1. Telephone Pictionary
- Everyone gets a sheet of paper.
- Start by writing a sentence at the top – could be a description of a scene (e.g. Kanye West on a roller coaster), a character (A very tiny dragon with seven wings), or a story (Once upon a time a vampire fell in love with a ghost).
- Pass the paper to the next person
- Draw a picture representing the sentence at the top of the paper, to the best of your abilities
- Fold the top of the page down so only your drawing is visible
- Pass the paper to the next person
- Write a sentence describing the drawing in front of you
- Fold down the paper so only your sentence is visible
- Continue drawing, writing, folding, and passing for 5-6 rounds
- Take turns sharing the ridiculous progression of the story.
2. Pudding Pictionary
This is basically the same as normal Pictionary (2 teams, each gets 1 minute to get their teammates to guess their word) – except instead of drawing with a pencil and paper, you draw with your finger in pudding. It’s silly and gross and messy, and teens love it.
3. Words in a Bowl
There are two teams. Everyone gets 3-5 slips of paper and writes nouns on them – characters from shows, places, items. The words all go into one bowl. There are 3 rounds.
- In round one teams have to get their teammates to guess the words by describing them with as many words as they want.
- In round 2, teams can only use one word to describe the item.
- In round 3 teams must act out the word, but cannot make any sound.
- Bonus 4th round – teams act out the word, but must wear a blanket draped over top of themselves.
The teams alternate back and forth and have 1 minute each to get through as many words as possible. Each round ends when all the words in the bowl have been guessed. The words are reused each round.
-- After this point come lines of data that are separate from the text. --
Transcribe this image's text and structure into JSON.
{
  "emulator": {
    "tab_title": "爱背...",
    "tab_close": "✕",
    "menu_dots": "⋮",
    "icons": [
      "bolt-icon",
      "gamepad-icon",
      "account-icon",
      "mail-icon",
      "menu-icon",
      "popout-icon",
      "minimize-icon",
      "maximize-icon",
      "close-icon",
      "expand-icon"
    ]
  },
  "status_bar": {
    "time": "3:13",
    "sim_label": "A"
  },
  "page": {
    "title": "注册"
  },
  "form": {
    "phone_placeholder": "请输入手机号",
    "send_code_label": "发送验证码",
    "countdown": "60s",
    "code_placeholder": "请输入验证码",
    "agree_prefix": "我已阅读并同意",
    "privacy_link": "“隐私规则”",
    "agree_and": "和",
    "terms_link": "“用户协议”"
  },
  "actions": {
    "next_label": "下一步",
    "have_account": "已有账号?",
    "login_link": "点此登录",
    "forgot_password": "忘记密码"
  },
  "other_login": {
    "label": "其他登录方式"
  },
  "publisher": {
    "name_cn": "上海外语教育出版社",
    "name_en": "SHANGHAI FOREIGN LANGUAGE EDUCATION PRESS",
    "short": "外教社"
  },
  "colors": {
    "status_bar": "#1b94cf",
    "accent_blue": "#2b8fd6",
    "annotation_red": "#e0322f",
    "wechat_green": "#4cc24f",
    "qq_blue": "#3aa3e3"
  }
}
4. Mind Readers
- Teens get into partners
- In round 1 they have 30 seconds to separately write down 7 foods
- They compare with their partner, and get a point for the number of items they have in common
- The pair with the most in common get to stay together, everyone else has to switch partners. This continues for each round.
- In round 2 they have 30 seconds to write down 6 movies
- Round 3 – 5 books
- Round 4 – 4 pop stars
- Round 5 – 3 animals
- Round 6 – 2 boys names
- Round 7 – 1 colour
- Optional Bonus Round – 1 minute to write down as many jobs as they can
- The person with the most points combined from each round wins!
Free Downloadable: Mind Readers Ice Breaker Sheet.
5. Ellen DeGeneres’ Heads Up!
Hilarious guessing game similar to Taboo where you have to get the person to guess the word on the screen. The app is available for 0.99 here, or you could simply create a deck of index cards with words written in big block letters.
6. Reverse Charades
The same as charades, except instead of one person acting out a word for a group of people to guess, a group of people act out a word for one person to guess. The guesser switches from round to round. Two teams can compete. This is hilarious to watch, and is great because it takes the pressure off the one actor.
What are your favourite unique ice breaker activities for library programs?